In 1206 AD Genghis Khan began the Mongol invasion: a horse-crazed bow-wielding military force that swept through much of modern-day Asia into the Middle East and Eastern Europe. But aside from creating the world’s largest empire, the Mongol invasion had another global impact that has remained hidden in history according to new research by Julia Pongratz of the Carnegie Institution’s Department of Global Ecology. Genghis Khan and his empire, which lasted nearly two centuries, actually cooled the Earth.
“It’s a common misconception that the human impact on climate began with the large-scale burning of coal and oil in the industrial era,” says Pongratz, lead author of the study in a press release. “Actually, humans started to influence the environment thousands of years ago by changing the vegetation cover of the Earth‘s landscapes when we cleared forests for agriculture.”
The answer to how this happened can be told in one word: reforestation. When the Mongol hordes invaded Asia, the Middle East, and Europe they left behind a massive body count, depopulating many regions. With less people, large swathes of cultivated fields eventually returned to forests, absorbing carbon dioxide from the atmosphere.
In the study published in The Holocene, Pongratz along with Carnegie colleague, Ken Caldeira, and German colleagues at the Max Planck Institute for Meteorology, compiled a model of global land cover beginning in 800 AD. She kept her eye on four historical events closely, which she theorized could have impacted the climate due to the return of forests after depopulation: the Black Death in Europe (the end of the 14th Century), the fall of China’s Ming Dynasty (the last half of the 17th Century), the conquest of the Americas (the 16th and 17th Centuries), and the Mongol invasion of the 13th and 14th Century.
“We found that during the short events such as the Black Death and the Ming Dynasty collapse, the forest re-growth wasn’t enough to overcome the emissions from decaying material in the soil,” explains Pongratz. “But during the longer-lasting ones like the Mongol invasion and the conquest of the Americas there was enough time for the forests to re-grow and absorb significant amounts of carbon.”
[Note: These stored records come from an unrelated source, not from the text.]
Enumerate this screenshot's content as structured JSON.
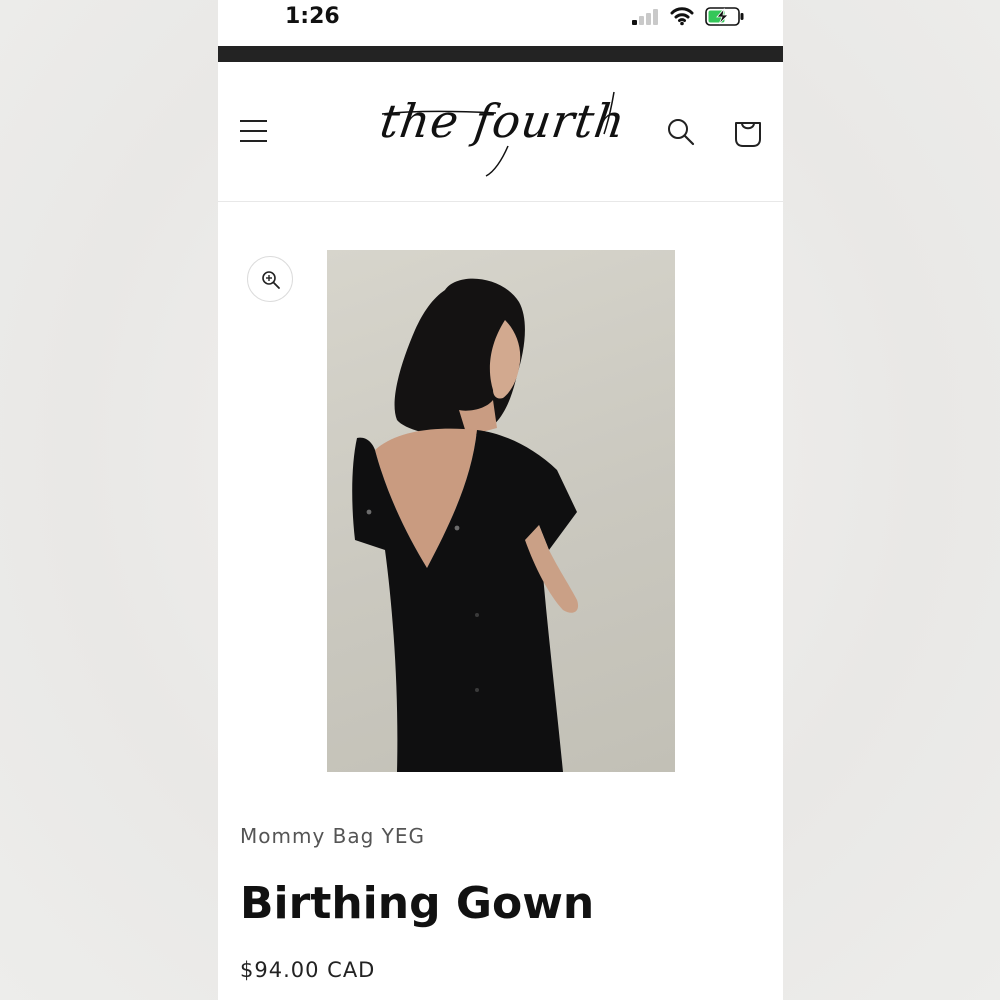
{
  "status_bar": {
    "time": "1:26",
    "icons": [
      "cellular-signal-icon",
      "wifi-icon",
      "battery-charging-icon"
    ],
    "battery_color": "#34c759"
  },
  "header": {
    "logo_text": "the fourth",
    "icons": [
      "hamburger-menu-icon",
      "search-icon",
      "cart-icon"
    ]
  },
  "product": {
    "zoom_icon": "zoom-in-icon",
    "image_alt": "Woman wearing black open-back birthing gown",
    "vendor": "Mommy Bag YEG",
    "title": "Birthing Gown",
    "price": "$94.00 CAD"
  },
  "colors": {
    "strip": "#232323",
    "text": "#111111",
    "photo_background": "#cfcdc4"
  }
}
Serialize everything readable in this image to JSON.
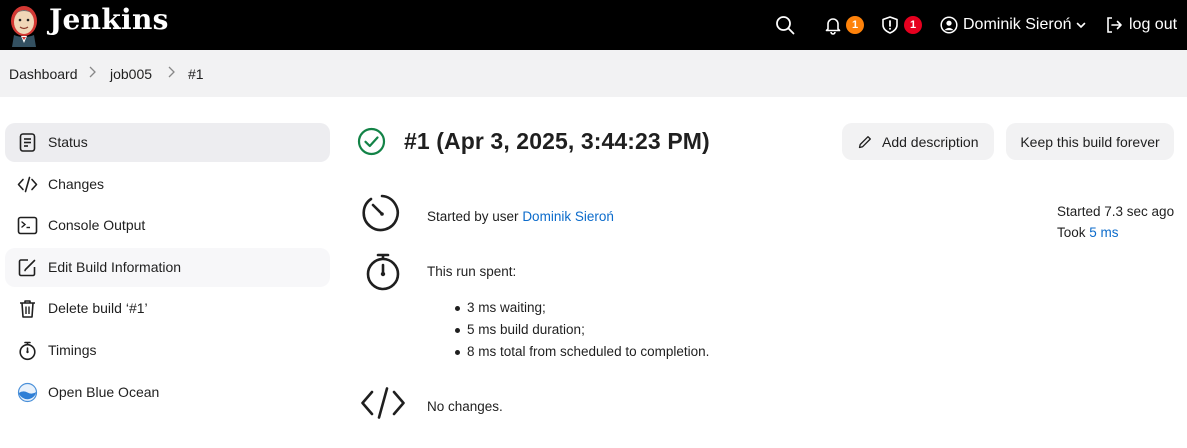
{
  "header": {
    "brand": "Jenkins",
    "logo_icon": "jenkins-butler-logo",
    "search_icon": "search-icon",
    "notifications": {
      "icon": "bell-icon",
      "count": "1",
      "color": "#fe820a"
    },
    "security": {
      "icon": "shield-icon",
      "count": "1",
      "color": "#e6001f"
    },
    "user": {
      "icon": "user-icon",
      "name": "Dominik Sieroń"
    },
    "logout": {
      "icon": "logout-icon",
      "label": "log out"
    }
  },
  "breadcrumb": {
    "items": [
      {
        "label": "Dashboard"
      },
      {
        "label": "job005"
      },
      {
        "label": "#1"
      }
    ]
  },
  "sidebar": {
    "items": [
      {
        "label": "Status",
        "icon": "document-icon",
        "active": true
      },
      {
        "label": "Changes",
        "icon": "code-icon"
      },
      {
        "label": "Console Output",
        "icon": "terminal-icon"
      },
      {
        "label": "Edit Build Information",
        "icon": "edit-icon"
      },
      {
        "label": "Delete build ‘#1’",
        "icon": "trash-icon"
      },
      {
        "label": "Timings",
        "icon": "stopwatch-icon"
      },
      {
        "label": "Open Blue Ocean",
        "icon": "blue-ocean-icon"
      }
    ]
  },
  "main": {
    "status_icon": "success-check-icon",
    "title": "#1 (Apr 3, 2025, 3:44:23 PM)",
    "buttons": {
      "add_description": "Add description",
      "keep_forever": "Keep this build forever"
    },
    "cause": {
      "prefix": "Started by user ",
      "user": "Dominik Sieroń"
    },
    "meta": {
      "started": "Started 7.3 sec ago",
      "took_prefix": "Took ",
      "took_value": "5 ms"
    },
    "timings": {
      "heading": "This run spent:",
      "items": [
        "3 ms waiting;",
        "5 ms build duration;",
        "8 ms total from scheduled to completion."
      ]
    },
    "changes": {
      "text": "No changes."
    }
  },
  "colors": {
    "accent_link": "#0b6bcb",
    "success": "#138347",
    "header_bg": "#000000"
  }
}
The Mongol invasion had the most significant impact. According to the study’s accounting, re-growth of forests during the Mongol invasion absorbed 700 million tons of carbon from the atmosphere, equaling the amount of carbon global society now produces annually from gasoline.
Pongratz argues that her study has relevance for the world’s current climate crisis: “Today about a quarter of the net primary production on the Earth’s land surface is used by humans in some way, mostly through agriculture. […]. In the past we have had a substantial impact on global climate and the carbon cycle, but it was all unintentional. Based on the knowledge we have gained from the past, we are now in a position to make land-use decisions that will diminish our impact on climate and the carbon cycle. We cannot ignore the knowledge we have gained.”
Of course, before society can even consider global reforestation, global deforestation must be halted. Despite worldwide concern and numerous initiatives over the years (both local and global) forests continue to fall at staggering rates. Currently around 10% of the world’s greenhouse gas emissions come from deforestation.
Genghis Khan statue.
(08/31/2009) William Ruddiman has become well known for his theory that human-induced climate change started long before the Industrial Age. In 2003 he first brought forth the theory that the Neolithic Revolution-when some humans turned from hunter-gathering to large-scale farming-caused a shift in the global climate 7,000 years ago.
(12/18/2008) Recovery of forests following the collapse of human populations in the Americas after the arrival of Europeans may have driven the period of global cooling from 1500-1750 known as the Little Ice Age, report researchers speaking at the annual meeting of the American Geophysical Union in San Francisco. By some estimates, diseases introduced by Europeans may have killed more than 90 percent of population on the New World within a century of first contact. The rapid depopulation led to large-scale abandonment, and subsequent reforestation, of agricultural lands in the Americas. Analyzing charcoal found in soils and lake sediments at sites across the Americas, Richard Nevle and Dennis Bird found evidence to suggest that this forest regeneration sequestered enough carbon to trigger global cooling.
(08/28/2008) Researchers have uncovered new evidence to support the controversial theory that parts of the Amazon were home to dense “urban” settlements prior to the arrival of Europeans in the 15th century. The study is published this Friday in the journal Science. Conducting archeological excavations and aerial imagery across a number of sites in the Upper Xingu region of the Brazilian Amazon, a team of researchers led by Michael Heckenberger found evidence of a grid-like pattern of 150-acre towns and smaller villages, connected by complex road networks and arranged around large plazas where public rituals would take place. The authors argue that the discoveries indicate parts of the Amazon supported “urban” societies based around agriculture, forest management, and fish farming.